Early Partridge Day, Suffolk
My initial dealings with the shoot put my mind at rest somewhat as my enquiry was handled in a very professional manor and I was invited to visit Box Tree Farm to meet the team and have a look at some of the drives. I accepted the offer and was greeted by Jane who is clearly one of key people of the operation. I was then introduced to Charlie who was very helpful whilst taking me around a number of the drives and telling me a little of what to expect on the day.
When booking this particular day for the GSS (Generally Saturday Syndicate) last spring time I had a couple of reservations. Firstly, the shoot was not known to me. When I book a day on an untried shoot, I’m always a little apprehensive. Let’s face it, if it all goes wrong on the day it comes back at me. I will always get the blame if the shoot doesn’t measure up to what’s expected. My get out of jail card here was that one of the GSS group had attended a day at Box Tree Farm last season and it was his suggestion to try it this year.
OK, so if it all goes pear shaped it’s his fault. If it goes well I’ll take the credit for booking the day. Sounds good to me.
"Now you wouldn’t want those things thinking you were taking a shot at them just in case they fired back"
The other thing that concerned me a little was that I had been told that the shoot was close to a Royal Air Force base and that we may see low flying Apache Attack Helicopters. Now you wouldn’t want those things thinking you were taking a shot at them just in case they fired back. These things were playing on my mind but the shoot was offering a fantastic deal on early Partridge Days. So fantastic that we just had to book a day.
My initial dealings with the shoot put my mind at rest somewhat as my inquiry was handled in a very professional manor and I was invited to visit Box Tree Farm to meet the team and have a look at some of the drives. I accepted the offer and was greeted by Jane who is clearly the brains of the operation. I was then introduced to Charlie who was very helpful whilst taking me around a number of the drives and telling me a little of what to expect on the day.
Our 200 bird, fully catered day was booked for Saturday 15th September 2012. The team of guns arrived on the day, mostly on time and were greeted with tea or coffee followed by a safety briefing and draw for pegs.

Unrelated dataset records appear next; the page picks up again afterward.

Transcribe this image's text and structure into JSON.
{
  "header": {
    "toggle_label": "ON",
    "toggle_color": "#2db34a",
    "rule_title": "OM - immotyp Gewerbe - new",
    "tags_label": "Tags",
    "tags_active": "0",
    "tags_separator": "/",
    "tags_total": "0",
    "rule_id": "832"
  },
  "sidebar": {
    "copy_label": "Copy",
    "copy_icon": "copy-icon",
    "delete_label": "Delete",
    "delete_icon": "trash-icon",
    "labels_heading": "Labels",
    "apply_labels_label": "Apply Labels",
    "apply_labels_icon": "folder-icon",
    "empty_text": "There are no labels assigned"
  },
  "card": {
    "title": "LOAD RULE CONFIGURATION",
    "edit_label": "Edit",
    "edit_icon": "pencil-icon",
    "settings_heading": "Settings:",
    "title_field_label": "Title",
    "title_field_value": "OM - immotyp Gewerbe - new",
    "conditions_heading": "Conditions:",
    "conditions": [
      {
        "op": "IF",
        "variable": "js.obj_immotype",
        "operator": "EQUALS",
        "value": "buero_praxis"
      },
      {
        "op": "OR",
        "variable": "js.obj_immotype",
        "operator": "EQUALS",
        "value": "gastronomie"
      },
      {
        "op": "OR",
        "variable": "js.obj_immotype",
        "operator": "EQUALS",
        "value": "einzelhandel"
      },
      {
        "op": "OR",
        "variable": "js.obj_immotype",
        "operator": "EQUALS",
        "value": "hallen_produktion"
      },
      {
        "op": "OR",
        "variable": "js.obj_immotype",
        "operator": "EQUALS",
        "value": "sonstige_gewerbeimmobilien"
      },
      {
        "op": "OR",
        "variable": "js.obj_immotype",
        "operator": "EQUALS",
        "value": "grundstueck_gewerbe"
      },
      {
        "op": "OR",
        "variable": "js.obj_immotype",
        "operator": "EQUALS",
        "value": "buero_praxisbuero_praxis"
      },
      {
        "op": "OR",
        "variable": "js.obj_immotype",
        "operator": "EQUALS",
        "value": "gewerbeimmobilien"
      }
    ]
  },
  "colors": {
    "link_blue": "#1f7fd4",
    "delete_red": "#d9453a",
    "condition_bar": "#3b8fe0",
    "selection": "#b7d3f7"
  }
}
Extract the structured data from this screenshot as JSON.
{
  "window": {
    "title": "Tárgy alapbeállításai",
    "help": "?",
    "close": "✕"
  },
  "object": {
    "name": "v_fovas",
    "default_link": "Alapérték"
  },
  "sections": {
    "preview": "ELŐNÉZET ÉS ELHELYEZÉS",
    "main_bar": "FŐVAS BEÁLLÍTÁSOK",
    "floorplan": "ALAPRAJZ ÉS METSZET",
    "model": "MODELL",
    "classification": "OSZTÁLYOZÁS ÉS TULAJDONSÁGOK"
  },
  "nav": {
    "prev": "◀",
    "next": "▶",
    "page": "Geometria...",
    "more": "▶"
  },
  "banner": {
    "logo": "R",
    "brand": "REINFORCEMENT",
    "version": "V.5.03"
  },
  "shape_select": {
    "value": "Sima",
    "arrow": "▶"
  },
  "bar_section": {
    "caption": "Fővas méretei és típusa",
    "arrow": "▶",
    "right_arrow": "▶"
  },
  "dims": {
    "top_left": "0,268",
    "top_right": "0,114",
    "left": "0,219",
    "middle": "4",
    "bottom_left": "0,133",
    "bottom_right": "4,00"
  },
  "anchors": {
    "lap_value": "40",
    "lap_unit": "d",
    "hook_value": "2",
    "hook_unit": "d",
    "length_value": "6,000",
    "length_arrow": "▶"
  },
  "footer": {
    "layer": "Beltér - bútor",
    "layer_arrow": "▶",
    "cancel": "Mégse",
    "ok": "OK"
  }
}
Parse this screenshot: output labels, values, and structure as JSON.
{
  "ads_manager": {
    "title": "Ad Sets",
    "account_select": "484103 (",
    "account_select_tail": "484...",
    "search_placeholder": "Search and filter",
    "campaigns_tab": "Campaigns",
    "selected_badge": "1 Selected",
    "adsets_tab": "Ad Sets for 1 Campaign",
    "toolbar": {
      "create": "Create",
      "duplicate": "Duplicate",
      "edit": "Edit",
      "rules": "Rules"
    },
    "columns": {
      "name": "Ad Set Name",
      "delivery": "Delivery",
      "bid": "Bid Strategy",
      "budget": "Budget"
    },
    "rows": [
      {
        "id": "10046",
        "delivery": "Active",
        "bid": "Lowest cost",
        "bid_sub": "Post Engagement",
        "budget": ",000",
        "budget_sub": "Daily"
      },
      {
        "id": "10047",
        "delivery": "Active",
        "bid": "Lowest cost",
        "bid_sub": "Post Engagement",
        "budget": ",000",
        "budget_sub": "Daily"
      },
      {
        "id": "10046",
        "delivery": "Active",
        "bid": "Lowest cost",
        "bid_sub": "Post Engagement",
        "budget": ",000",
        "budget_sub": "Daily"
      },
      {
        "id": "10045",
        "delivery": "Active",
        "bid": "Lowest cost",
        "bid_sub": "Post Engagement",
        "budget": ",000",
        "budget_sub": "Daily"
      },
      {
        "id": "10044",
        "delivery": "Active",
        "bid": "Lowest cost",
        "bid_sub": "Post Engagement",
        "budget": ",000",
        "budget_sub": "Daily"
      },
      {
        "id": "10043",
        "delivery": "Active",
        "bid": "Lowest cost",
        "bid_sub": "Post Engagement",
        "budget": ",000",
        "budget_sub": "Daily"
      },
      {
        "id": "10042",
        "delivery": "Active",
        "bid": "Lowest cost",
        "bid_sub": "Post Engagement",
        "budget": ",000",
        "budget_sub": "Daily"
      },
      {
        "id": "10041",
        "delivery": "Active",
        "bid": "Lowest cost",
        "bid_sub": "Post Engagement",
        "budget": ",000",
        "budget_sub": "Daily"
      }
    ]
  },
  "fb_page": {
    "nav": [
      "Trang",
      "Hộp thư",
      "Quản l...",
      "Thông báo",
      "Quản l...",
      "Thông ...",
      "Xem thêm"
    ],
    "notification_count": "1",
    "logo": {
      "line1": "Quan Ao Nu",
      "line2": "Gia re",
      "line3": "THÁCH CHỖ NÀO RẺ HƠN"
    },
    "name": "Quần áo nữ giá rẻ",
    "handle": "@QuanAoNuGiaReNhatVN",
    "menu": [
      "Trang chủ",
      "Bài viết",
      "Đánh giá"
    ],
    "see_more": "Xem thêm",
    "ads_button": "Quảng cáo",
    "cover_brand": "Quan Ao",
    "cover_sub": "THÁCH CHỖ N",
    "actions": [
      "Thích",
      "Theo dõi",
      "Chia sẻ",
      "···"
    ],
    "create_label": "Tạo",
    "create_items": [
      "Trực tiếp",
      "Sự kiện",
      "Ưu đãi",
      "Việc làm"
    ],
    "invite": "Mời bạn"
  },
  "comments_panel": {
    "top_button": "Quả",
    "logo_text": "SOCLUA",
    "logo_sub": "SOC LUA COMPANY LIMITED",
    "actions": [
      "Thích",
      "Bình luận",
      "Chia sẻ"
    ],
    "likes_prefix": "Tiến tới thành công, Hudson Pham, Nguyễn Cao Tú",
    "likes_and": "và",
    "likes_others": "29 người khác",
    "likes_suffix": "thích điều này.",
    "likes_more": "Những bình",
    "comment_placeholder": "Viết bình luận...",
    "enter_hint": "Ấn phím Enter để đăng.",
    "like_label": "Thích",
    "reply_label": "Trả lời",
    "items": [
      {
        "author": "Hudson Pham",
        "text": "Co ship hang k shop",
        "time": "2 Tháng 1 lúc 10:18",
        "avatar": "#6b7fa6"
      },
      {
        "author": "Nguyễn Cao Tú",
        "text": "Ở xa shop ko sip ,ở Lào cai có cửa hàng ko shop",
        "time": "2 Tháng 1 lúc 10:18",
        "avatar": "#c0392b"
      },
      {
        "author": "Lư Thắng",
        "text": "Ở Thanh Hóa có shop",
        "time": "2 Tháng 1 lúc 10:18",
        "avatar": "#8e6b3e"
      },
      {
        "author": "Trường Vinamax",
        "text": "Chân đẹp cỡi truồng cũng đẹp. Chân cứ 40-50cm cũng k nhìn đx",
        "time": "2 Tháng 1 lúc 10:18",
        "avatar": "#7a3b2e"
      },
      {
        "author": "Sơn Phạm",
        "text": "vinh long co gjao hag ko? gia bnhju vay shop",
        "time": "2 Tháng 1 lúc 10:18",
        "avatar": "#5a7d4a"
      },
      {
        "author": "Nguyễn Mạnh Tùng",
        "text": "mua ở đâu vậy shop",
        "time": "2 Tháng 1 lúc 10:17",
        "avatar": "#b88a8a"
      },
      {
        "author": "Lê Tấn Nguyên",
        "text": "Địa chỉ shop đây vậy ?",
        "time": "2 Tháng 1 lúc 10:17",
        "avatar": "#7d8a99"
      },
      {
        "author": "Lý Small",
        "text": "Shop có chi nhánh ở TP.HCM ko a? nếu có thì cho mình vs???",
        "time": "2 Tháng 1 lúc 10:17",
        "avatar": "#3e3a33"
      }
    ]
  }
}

We then climbed aboard the waiting Ambulance, yes you did read that correctly, which is the shoot gun bus, complete with stretcher, a health & safety officers dream. I’m sure this mode of transport has been the topic of humorous conversation many times at Box Tree Farm.
The weather forecasters had got their prediction pretty much spot on for once and the day was warm with a blue sky. Around mid morning even the breeze lifted for us to help lift the early partridge a little higher over the guns. It always feels a little strange to be game shooting in shirt-sleeves but who’s going to complain about a warm sunny day after the summer we’ve had to endure.
For those of you who have had the pleasure of shooting at this Suffolk shoot before, you’ll know what I mean when I say the terrain is not at all what you would expect for East Anglia. The ground rolls beautifully with low hills and shallow valley’s and the shoot takes full advantage of this topography with game cover placed strategically on the high ground and guns placed on low ground to achieve maximum height as the birds pass over the waiting guns.
"None of them took offence at the barrage of shots fired at the large numbers of birds that raced over the team of nine guns"
Our first drive was “Bildeston Road” and although we saw a couple of helicopters, none of them took offence at the barrage of shots fired at the large numbers of birds that raced over the team of nine guns. The first drive under our belt and the GSS are settling in with the usual witty banter in full flow.
We’re of to “Rosie’s Wood” for the second drive and although we see massive numbers of birds we have to pick and choose our targets as many of them are skimming low between the guns.
Not the best drive of the day but a great place to stop for a glass or two, or three of sloe-gin. Back in the Ambulance and off to “Box Iron” for drive number three.
By now the breeze was lifting and so were the partridges. This was much better and the bag is up over 100 so we break for a wonderful lunch of smoked pork with fresh vegetables followed by a delicious desert, then cheese board & crackers all served with red and white wine.
The team are feeling very satisfied, tummies are full and the witticisms abound. Back on the shoot bus and off to “Judgements” for drive number four.
With our back to a small lake that was full of mallard (not for us) we faced a very large maize strip on the high ground above us. When the beating team got going through the covers enormous numbers of birds were flushing high and fast over the guns. By now the team had got their eye in and birds were bouncing on the ground all around.
The best shot of the day was had here with a wood pigeon that was all of 60 yards above the guns crumpling dead in the air.
One more good drive would get us on the bag and “Buckles Middle Strip” proved to be good enough. The birds were presented high and fast above the waiting guns and by the time the final whistle blew to end the drive we had 205 partridge and 3 woodpigeon in the bag.
Back to the very comfortable dining room for a very tasty tea served with coffee or tea.
A very nice end to a wonderful day at Box Tree Farm Shoot.